DOHA, Qatar – Imagine having half a billion friends and still being lonely. Imagine being the man everyone came to see yet being stuck on the bench. Imagine being Cristiano Ronaldo … and not being wanted.
Unthinkable? Not now, not anymore, not after the most famous soccer player on the planet lives through the latest reminder that his unique life and extraordinary career has undergone a sudden, undeniable, and maybe irreversible shift.
He is still as famous as ever, and his Instagram followers tally (509 million) will probably have tacked on another mil by the time you finish this column. He’s still (along with Lionel Messi) the hottest ticket in town at this World Cup.
He’s still good-looking, as he said in a pre-tournament interview, still center of attention, still one of the greatest to lace them up.
But a new normal has arrived for Ronaldo. Astonishing as it sounds, he’s surplus to requirements. Not wanted, at least not how he wants to be wanted.
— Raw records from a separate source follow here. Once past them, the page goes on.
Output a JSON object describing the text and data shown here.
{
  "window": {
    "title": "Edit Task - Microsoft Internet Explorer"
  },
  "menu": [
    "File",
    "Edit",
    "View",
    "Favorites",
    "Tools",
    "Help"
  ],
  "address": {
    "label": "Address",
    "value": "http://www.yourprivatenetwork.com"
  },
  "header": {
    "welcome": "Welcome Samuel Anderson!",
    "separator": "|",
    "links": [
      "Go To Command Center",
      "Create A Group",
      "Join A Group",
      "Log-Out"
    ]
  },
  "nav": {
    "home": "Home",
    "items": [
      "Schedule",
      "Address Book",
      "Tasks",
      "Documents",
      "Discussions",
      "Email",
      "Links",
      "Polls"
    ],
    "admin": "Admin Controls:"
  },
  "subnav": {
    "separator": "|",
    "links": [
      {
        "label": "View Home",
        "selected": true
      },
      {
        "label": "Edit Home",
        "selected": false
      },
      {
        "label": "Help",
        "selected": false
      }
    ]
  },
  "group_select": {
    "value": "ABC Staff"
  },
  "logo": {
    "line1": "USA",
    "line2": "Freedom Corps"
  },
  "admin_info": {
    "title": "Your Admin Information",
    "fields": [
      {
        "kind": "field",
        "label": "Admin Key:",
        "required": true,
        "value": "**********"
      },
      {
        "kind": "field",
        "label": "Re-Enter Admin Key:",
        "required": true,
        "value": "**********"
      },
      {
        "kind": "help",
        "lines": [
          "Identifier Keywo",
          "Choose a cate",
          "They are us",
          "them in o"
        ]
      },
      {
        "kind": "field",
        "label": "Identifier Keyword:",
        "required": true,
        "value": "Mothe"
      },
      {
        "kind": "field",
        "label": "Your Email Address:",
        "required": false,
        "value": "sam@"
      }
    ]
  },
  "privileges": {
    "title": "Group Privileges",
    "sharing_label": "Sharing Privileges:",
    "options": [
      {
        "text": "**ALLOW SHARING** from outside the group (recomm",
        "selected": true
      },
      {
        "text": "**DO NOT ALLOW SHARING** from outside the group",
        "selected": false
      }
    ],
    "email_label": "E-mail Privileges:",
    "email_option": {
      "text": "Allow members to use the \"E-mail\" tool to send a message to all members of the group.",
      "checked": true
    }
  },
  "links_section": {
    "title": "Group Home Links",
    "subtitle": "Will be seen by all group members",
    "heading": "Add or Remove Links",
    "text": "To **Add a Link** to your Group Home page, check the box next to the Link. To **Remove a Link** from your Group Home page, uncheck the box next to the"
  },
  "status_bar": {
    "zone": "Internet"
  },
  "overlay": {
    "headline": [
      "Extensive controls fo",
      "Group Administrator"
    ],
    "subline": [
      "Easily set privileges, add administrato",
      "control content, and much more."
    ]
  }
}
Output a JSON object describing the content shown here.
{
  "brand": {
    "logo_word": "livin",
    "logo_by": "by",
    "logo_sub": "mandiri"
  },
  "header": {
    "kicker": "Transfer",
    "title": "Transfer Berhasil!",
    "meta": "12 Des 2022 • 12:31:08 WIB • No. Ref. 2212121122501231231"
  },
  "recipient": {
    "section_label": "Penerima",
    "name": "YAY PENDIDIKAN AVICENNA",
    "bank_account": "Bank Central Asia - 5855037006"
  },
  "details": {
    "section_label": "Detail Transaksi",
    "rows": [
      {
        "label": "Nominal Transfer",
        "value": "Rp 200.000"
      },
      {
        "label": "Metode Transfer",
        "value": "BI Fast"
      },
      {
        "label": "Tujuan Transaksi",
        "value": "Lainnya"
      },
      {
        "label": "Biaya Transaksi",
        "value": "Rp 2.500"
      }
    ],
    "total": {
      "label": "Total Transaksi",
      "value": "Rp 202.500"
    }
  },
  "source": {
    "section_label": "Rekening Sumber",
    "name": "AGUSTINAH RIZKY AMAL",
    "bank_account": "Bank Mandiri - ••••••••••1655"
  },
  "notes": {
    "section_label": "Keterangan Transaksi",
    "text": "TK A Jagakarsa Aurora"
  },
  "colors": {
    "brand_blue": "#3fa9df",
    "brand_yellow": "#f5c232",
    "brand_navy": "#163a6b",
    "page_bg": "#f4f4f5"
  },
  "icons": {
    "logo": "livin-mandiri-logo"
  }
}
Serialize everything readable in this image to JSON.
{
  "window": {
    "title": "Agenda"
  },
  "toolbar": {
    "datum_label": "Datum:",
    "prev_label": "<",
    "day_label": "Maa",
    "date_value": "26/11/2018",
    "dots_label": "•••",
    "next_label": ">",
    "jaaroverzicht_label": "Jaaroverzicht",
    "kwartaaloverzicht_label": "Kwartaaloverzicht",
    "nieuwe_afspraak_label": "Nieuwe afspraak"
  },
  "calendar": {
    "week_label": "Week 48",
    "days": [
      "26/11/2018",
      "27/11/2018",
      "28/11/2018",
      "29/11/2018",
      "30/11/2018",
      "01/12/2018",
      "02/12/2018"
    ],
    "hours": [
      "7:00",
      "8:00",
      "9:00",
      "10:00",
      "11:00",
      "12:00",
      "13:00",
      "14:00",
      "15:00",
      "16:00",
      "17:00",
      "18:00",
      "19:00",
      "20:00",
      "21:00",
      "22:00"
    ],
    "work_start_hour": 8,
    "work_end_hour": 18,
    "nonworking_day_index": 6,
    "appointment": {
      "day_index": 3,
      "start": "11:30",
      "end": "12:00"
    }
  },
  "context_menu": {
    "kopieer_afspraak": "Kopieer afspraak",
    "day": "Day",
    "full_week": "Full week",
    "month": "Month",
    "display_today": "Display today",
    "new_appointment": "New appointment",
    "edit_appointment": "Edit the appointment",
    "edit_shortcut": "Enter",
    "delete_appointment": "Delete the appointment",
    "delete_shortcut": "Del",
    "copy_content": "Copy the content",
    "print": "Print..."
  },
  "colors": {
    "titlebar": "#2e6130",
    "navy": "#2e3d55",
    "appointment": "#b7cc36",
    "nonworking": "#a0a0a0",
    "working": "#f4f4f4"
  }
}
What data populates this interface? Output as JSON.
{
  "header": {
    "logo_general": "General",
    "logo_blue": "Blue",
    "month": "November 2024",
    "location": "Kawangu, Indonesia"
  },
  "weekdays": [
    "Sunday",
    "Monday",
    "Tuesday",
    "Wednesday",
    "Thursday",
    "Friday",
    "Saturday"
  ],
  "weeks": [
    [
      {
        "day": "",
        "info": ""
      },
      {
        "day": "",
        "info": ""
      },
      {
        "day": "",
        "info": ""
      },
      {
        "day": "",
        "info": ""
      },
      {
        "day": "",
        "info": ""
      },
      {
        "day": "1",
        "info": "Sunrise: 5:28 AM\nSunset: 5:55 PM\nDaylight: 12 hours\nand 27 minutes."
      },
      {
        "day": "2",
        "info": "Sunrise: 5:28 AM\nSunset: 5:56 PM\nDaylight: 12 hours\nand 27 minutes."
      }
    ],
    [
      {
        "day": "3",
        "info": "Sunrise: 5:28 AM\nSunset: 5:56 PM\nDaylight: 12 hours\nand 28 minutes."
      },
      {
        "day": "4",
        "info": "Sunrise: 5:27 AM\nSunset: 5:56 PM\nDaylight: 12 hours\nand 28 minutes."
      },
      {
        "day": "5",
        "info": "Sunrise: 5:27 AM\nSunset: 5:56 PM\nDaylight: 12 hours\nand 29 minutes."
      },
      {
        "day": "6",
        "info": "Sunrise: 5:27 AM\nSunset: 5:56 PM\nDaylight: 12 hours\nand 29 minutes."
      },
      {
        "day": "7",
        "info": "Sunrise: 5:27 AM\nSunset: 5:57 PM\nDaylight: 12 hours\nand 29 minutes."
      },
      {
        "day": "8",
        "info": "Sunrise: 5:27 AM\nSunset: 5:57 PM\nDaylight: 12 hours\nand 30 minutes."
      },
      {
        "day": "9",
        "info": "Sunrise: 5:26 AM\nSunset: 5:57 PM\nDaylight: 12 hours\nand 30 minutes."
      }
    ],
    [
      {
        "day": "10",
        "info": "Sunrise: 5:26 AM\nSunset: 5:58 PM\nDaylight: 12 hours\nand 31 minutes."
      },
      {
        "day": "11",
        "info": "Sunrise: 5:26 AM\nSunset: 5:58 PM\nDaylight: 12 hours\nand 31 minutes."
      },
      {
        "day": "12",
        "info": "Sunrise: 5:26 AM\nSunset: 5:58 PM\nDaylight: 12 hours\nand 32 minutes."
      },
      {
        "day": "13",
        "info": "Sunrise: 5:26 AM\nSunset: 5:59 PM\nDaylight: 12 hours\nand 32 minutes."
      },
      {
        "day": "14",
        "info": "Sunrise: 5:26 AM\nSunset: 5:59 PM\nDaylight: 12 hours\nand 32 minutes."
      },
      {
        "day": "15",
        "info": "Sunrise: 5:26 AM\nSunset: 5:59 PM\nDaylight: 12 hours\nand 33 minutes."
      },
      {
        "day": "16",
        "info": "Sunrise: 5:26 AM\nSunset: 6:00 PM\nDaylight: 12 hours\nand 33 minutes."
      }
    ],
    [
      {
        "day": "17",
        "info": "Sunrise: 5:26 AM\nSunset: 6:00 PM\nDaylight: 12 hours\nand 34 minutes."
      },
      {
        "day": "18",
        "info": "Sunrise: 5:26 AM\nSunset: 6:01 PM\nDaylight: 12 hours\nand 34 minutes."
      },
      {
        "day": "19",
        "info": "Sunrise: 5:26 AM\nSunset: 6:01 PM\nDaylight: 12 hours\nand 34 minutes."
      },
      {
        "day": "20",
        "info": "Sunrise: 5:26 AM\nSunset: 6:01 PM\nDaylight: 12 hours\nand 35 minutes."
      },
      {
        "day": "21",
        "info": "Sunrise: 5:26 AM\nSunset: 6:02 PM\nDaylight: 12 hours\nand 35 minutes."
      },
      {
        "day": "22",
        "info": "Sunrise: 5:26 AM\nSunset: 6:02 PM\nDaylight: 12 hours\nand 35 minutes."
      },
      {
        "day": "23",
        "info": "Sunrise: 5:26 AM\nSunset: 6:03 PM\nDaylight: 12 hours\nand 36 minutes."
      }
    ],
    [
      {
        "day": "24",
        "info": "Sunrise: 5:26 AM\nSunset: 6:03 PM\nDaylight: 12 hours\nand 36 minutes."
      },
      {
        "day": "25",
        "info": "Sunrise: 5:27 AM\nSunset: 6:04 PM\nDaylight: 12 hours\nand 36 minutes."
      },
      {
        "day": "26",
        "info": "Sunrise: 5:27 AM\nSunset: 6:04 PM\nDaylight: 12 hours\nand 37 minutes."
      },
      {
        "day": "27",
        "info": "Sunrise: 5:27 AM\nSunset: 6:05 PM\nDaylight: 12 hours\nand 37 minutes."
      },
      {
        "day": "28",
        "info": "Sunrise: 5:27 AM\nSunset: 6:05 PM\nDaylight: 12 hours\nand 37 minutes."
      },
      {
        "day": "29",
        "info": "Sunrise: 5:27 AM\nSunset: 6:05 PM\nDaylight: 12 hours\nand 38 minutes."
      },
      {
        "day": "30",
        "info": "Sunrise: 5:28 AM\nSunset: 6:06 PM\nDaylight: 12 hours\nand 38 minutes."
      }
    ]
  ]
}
The tipping point has been reached, where his ego and eccentricity and alpha ways became more trouble than they are worth.
He wasn’t wanted at Manchester United, which was looking to offload him even before he lit up the club and the coaches and the players in that infamous Piers Morgan interview.
He’s not wanted by Paris St. Germain, not wanted back at Real Madrid, not wanted by his old team Sporting Lisbon, not wanted for round two at Juventus, not wanted by any of the Champions League elite that would have mortgaged everything for him two years ago. He’s a mid-season free agent, and looks most likely to join Al-Nassr in Saudi Arabia.
And stunningly, on a Portugal team that will be an overwhelming favorite to reach the World Cup semifinal round when it takes on Morocco on Saturday (10 a.m. ET on FOX and the FOX Sports app), he’s not wanted as anything more than a substitute, and a sideshow.
Ronaldo, frankly, doesn’t make it easy to feel sorry for him. He is among the most divisive players to have ever lived, loved and loathed in equal measure. He pouts and preens and is unabashedly self-absorbed. He is also one of the most spectacular talents and ultimate showmen in sports, never afraid of the big occasion, never one to shirk the pressure of such times.
Even his sternest detractors might spare a sympathetic thought now, for this has got to hurt.
Relegated to the bench on Tuesday, Ronaldo looked on as his replacement Gonçalo Ramos struck a glorious hat-trick and the team won 6-1 against Switzerland. Ronaldo made a late cameo as sub, and was the first Portugal player to head down the tunnel as the team celebrated afterward on the field.
What must this feel like? Ronaldo has always said that winning the World Cup for Portugal would be different from doing it for Argentina or Germany or Spain, where such things have happened before and where, due to factors of population and infrastructure, the talent pipeline usually runs thicker.
What must it be to have striven for a World Cup title your entire career, only to know now that the best chance of it happening is probably if you stay on the sideline?
“Amazing day for Portugal,” he shared on social media. “A historic result in the biggest event in world football.”
On Wednesday, reports emerged that Ronaldo had refused to train with the other subs and instead insisted on being part of a recuperation session with the starters. Maybe there was mischief-making in the reporting. You’re never quite sure with Ronaldo.
Ronaldo won the European Championship with Portugal in 2016. Superb throughout the tournament, he was stretchered off early in the final with a knee injury, then took on the role of a cheerleading CEO on the sideline.
He cuts a more disgruntled figure now, and there has been a shift in balance. The catalyst for him being dropped might have been because he angrily yelled at coach Fernando Santos for taking him off against South Korea in the last group game.
Either way, it is hard to see him getting his starting place back, not when Santos’ team looked so smooth in his absence.
The ‘FIFA World Cup Live’ crew discusses Fernando Santos’ decision to bench Cristiano Ronaldo in match vs. Switzerland
This looks like the end of Ronaldo as we know him. Nothing has been sealed, but with respect to the Saudi league, a move to Al-Nassr would be a leap into irrelevance. By the time the next Euros rolls around, he will be 39.
It is an uncomfortable truth, and a sad state of affairs. Whatever your view on Ronaldo, he has elevated the game to another level, done everything to prolong his career and preserve his excellence. But it can’t last forever.
Often the fall from grace is sharp and sudden, especially if you are coming from the highest watermark.
For Ronaldo, the drop came at just the time he didn’t want it to. When in his mind’s eye his status as the main man, the straw that stirs, the centrifuge, would last at least until the end of what’s surely his final World Cup. Him leading the charge, scoring the goals, flexing, winning, posing and loving it.
Just think, wouldn’t it have been something if it has transpired that way? Just imagine … which is all he can do now.
The ‘FIFA World Cup Now’ crew agrees with Portugal’s decision to not start Ronaldo against Switzerland
Read more from the World Cup:
Get more from FIFA World Cup 2022 Follow your favorites to get information about games, news and more